Basic Income Gathers Steam Across Europe
Andrew Levine
Hillary’s Gun Gambit
Jeffrey St. Clair
Hand Jobs: Heidegger, Hitler and Trump
S. Brian Willson
Remembering All the Deaths From All of Our Wars
Dave Lindorff
With Clinton’s Nixonian Email Scandal Deepening, Sanders Must Demand Answers
Pete Dolack
Millions for the Boss, Cuts for You!
Peter Lee
To Hell and Back: Hiroshima and Nagasaki
Gunnar Westberg
Close Calls: We Were Much Closer to Nuclear Annihilation Than We Ever Knew
Karl Grossman
Long Island as a Nuclear Park
Binoy Kampmark
Sweden’s Assange Problem: The District Court Ruling
Robert Fisk
Why the US Dropped Its Demand That Assad Must Go
Martha Rosenberg – Ronnie Cummins
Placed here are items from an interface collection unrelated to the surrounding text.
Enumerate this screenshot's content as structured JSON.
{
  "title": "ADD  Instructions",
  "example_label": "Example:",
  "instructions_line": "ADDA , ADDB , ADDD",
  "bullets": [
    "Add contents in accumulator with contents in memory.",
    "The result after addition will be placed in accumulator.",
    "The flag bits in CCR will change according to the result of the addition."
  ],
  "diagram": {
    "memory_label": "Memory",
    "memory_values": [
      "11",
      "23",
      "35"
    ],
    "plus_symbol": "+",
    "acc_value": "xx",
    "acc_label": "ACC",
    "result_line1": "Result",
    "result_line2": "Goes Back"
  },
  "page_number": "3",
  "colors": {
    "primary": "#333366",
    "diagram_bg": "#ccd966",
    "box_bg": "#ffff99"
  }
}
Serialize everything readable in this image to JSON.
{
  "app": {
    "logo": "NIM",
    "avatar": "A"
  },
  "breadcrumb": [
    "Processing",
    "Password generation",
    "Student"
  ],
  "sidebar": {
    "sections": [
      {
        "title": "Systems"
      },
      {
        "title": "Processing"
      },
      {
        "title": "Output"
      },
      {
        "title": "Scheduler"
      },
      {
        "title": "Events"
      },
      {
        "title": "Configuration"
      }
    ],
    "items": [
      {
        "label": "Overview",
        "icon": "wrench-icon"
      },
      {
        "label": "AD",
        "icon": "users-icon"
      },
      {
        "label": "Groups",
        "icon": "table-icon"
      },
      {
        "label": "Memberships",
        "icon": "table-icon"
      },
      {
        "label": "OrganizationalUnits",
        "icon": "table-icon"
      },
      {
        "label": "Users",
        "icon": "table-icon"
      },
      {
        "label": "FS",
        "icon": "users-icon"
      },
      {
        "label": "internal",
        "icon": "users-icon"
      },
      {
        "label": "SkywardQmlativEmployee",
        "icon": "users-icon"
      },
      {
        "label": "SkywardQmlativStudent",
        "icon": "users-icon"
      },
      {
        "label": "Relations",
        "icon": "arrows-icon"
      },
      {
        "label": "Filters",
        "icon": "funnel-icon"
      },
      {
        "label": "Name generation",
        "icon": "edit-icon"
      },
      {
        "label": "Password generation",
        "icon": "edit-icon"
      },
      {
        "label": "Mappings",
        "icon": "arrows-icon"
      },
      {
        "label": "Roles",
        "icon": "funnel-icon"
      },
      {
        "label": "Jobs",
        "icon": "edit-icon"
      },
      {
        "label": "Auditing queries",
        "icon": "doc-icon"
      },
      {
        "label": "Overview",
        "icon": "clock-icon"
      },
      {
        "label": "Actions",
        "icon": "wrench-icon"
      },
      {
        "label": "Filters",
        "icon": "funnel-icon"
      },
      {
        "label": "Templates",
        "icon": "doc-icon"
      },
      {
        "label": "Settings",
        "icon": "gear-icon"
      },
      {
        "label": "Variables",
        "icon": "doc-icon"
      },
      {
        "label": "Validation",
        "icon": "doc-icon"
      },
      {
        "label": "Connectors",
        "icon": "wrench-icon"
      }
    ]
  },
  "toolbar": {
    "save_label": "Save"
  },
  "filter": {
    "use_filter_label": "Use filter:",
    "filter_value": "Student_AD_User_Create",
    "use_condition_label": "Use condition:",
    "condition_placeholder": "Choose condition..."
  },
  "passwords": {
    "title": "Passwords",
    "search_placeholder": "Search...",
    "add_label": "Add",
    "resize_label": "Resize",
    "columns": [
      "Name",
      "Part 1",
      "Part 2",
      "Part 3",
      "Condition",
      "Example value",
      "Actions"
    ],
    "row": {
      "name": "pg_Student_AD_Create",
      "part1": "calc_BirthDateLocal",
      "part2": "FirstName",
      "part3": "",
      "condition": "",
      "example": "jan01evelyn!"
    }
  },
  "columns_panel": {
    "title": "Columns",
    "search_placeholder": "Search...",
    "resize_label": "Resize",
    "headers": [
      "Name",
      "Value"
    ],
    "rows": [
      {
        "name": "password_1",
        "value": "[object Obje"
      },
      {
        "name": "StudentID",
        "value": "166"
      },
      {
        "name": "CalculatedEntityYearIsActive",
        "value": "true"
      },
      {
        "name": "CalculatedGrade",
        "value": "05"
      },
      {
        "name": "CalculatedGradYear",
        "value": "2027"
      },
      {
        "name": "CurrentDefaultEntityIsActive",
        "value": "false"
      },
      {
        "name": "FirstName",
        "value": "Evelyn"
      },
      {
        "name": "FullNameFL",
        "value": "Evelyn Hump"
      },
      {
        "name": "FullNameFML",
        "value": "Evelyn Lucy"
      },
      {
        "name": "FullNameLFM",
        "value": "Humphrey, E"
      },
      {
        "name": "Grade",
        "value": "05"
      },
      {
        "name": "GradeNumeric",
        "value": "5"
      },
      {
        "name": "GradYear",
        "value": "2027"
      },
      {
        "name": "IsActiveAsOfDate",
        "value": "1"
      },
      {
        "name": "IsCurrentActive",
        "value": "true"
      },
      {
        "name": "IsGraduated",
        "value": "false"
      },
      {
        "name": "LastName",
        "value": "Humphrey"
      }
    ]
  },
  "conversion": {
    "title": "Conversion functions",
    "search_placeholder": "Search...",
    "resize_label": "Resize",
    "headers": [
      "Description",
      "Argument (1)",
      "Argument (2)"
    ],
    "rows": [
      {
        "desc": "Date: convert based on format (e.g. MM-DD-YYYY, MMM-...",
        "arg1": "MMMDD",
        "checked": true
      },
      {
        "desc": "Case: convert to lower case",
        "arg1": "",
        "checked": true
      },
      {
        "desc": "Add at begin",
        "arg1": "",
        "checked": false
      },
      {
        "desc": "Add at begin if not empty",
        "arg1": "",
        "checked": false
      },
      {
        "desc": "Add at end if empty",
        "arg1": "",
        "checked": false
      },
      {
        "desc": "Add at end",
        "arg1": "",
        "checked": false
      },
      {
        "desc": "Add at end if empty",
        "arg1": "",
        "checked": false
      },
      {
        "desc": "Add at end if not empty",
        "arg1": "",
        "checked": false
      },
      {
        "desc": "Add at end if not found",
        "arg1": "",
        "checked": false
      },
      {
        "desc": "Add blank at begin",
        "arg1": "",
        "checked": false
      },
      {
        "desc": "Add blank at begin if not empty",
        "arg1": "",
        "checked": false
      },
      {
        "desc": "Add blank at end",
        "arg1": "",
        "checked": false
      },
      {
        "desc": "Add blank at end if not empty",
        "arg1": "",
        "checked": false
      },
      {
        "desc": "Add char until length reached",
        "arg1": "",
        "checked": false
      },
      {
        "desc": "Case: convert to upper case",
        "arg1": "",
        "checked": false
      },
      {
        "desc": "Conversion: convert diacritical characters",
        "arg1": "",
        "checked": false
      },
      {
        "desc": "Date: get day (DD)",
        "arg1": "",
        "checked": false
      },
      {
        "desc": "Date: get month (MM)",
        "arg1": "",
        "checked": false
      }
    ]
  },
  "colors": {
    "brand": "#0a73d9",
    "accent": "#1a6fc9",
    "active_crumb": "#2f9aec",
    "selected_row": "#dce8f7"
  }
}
Bayer and Monsanto: a Marriage Made in Hell
Brian Cloughley
Pivoting to War
Stavros Mavroudeas
Blatant Hypocrisy: the Latest Late-Night Bailout of Greece
Arun Gupta
A War of All Against All
Dan Kovalik
NPR, Yemen & the Downplaying of U.S. War Crimes
Randy Blazak
Thugs, Bullies, and Donald J. Trump: The Perils of Wounded Masculinity
Murray Dobbin
Are We Witnessing the Beginning of the End of Globalization?
Daniel Falcone
Urban Injustice: How Ghettos Happen, an Interview with David Hilfiker
Gloria Jimenez
In Honduras, USAID Was in Bed with Berta Cáceres’ Accused Killers
Kent Paterson
The Old Braceros Fight On
Lawrence Reichard
The Seemingly Endless Indignities of Air Travel: Report from the Losing Side of Class Warfare
Peter Berllios
Bernie and Utopia
Stan Cox – Paul Cox
Indonesia’s Unnatural Mud Disaster Turns Ten
Linda Pentz Gunter
Obama in Hiroshima: Time to Say “Sorry” and “Ban the Bomb”
George Souvlis
How the West Came to Rule: an Interview with Alexander Anievas
Julian Vigo
The Government and Your i-Phone: the Latest Threat to Privacy
FacebookTwitterGoogle+RedditEmail